= What is expected =
Nothing may be dropped or added when the entries below are copied.

*** Opening Material for this exercise ***

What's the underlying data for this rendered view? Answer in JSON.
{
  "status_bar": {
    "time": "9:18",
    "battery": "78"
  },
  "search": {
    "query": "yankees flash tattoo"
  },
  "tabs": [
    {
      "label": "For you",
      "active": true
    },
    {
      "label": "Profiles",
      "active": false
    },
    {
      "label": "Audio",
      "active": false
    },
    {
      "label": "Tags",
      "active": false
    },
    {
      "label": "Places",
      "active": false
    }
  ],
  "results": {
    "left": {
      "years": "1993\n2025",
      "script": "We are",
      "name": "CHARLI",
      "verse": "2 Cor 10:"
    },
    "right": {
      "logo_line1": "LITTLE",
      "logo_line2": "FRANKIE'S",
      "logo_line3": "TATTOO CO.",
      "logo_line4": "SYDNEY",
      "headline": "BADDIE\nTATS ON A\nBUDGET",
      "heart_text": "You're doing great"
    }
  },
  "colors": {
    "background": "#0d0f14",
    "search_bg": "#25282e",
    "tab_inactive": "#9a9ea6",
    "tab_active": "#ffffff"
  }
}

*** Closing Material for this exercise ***

= Solved exercise =
What's the underlying data for this rendered view? Answer in JSON.
{
  "status_bar": {
    "time": "9:18",
    "battery": "78"
  },
  "search": {
    "query": "yankees flash tattoo"
  },
  "tabs": [
    {
      "label": "For you",
      "active": true
    },
    {
      "label": "Profiles",
      "active": false
    },
    {
      "label": "Audio",
      "active": false
    },
    {
      "label": "Tags",
      "active": false
    },
    {
      "label": "Places",
      "active": false
    }
  ],
  "results": {
    "left": {
      "years": "1993\n2025",
      "script": "We are",
      "name": "CHARLI",
      "verse": "2 Cor 10:"
    },
    "right": {
      "logo_line1": "LITTLE",
      "logo_line2": "FRANKIE'S",
      "logo_line3": "TATTOO CO.",
      "logo_line4": "SYDNEY",
      "headline": "BADDIE\nTATS ON A\nBUDGET",
      "heart_text": "You're doing great"
    }
  },
  "colors": {
    "background": "#0d0f14",
    "search_bg": "#25282e",
    "tab_inactive": "#9a9ea6",
    "tab_active": "#ffffff"
  }
}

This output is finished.